Using the data below, copy each line that includes the word "icon".

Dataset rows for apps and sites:

:::

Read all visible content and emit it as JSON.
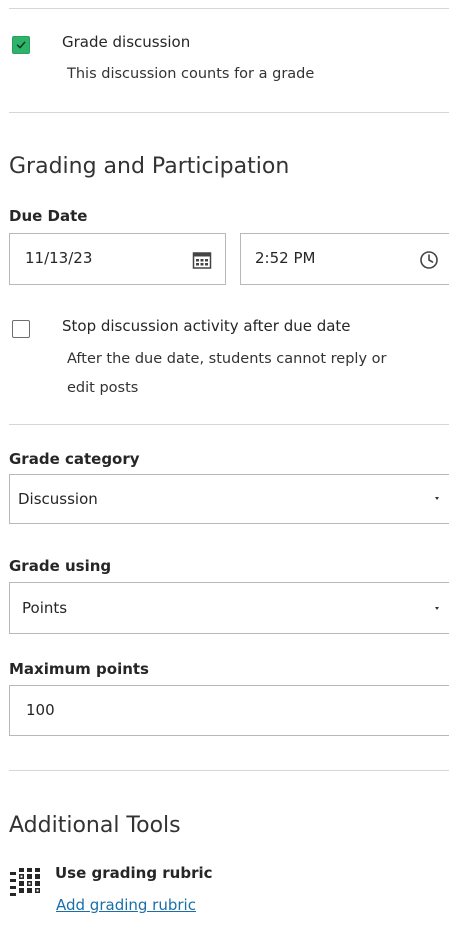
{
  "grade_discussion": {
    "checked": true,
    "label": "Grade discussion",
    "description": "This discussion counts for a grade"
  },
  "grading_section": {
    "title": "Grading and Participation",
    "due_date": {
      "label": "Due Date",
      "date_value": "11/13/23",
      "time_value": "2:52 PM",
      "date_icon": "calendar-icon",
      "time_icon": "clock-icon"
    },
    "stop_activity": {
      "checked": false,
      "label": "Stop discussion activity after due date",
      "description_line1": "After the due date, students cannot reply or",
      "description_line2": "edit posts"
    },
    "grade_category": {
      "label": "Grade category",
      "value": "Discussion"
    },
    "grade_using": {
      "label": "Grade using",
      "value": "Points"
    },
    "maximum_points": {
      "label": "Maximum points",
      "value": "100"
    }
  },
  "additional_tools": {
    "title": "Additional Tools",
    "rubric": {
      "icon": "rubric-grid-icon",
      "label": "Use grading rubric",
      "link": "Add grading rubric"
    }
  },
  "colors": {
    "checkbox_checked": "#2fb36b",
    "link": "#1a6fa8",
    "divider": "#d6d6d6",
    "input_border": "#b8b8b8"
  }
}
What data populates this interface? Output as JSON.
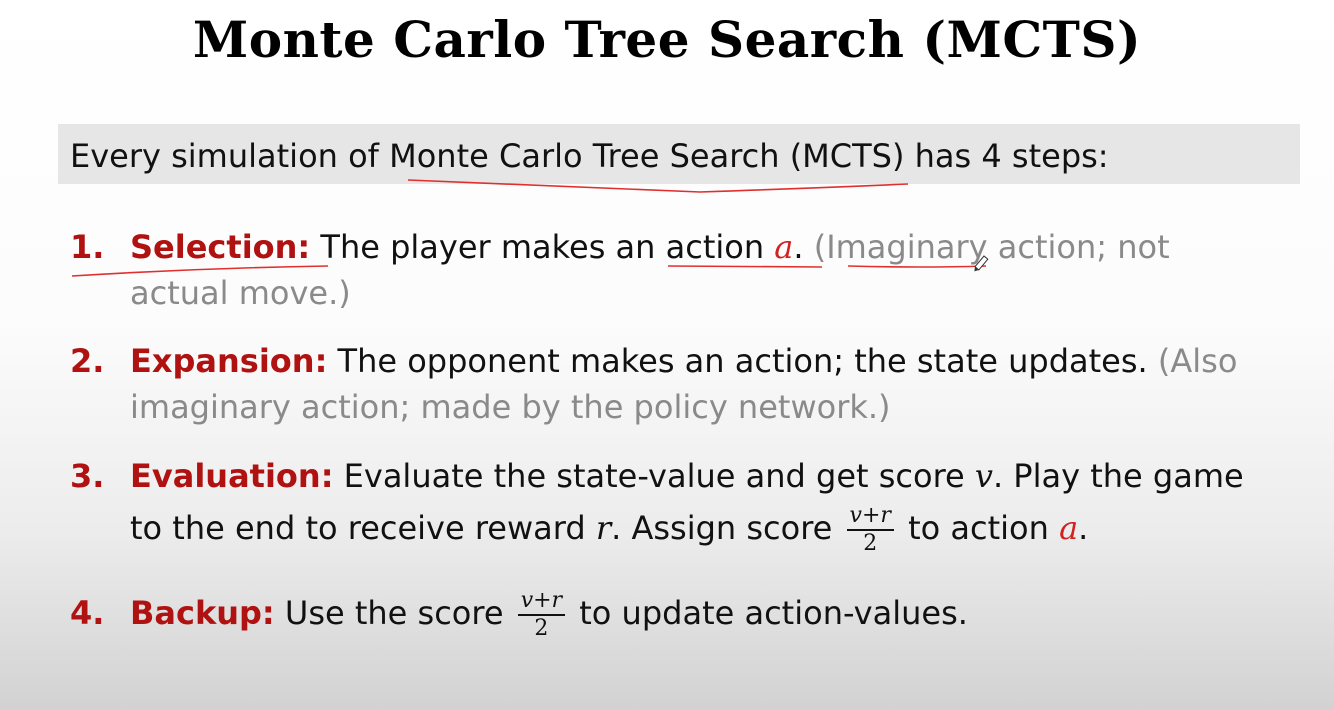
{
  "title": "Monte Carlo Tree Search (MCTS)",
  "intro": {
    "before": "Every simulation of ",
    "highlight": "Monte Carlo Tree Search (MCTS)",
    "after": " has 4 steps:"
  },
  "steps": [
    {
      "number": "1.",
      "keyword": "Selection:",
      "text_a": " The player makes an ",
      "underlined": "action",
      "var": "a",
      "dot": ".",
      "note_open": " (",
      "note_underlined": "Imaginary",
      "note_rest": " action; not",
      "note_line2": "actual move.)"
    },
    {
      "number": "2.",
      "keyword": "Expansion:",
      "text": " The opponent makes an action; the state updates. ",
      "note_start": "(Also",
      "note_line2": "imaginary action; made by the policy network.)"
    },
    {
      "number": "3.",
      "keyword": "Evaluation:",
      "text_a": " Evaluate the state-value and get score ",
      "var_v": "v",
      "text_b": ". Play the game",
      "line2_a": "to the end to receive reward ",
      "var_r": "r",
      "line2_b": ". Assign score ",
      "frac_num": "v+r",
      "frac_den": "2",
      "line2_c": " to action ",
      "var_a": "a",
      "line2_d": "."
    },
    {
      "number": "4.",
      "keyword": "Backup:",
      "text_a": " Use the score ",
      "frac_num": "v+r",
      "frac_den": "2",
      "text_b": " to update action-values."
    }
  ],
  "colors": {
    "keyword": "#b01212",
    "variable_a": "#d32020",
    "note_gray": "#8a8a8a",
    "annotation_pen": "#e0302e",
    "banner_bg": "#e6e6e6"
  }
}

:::

_Result_:
      "date_icon": "calendar-icon",
      "time_icon": "clock-icon"
      "icon": "rubric-grid-icon",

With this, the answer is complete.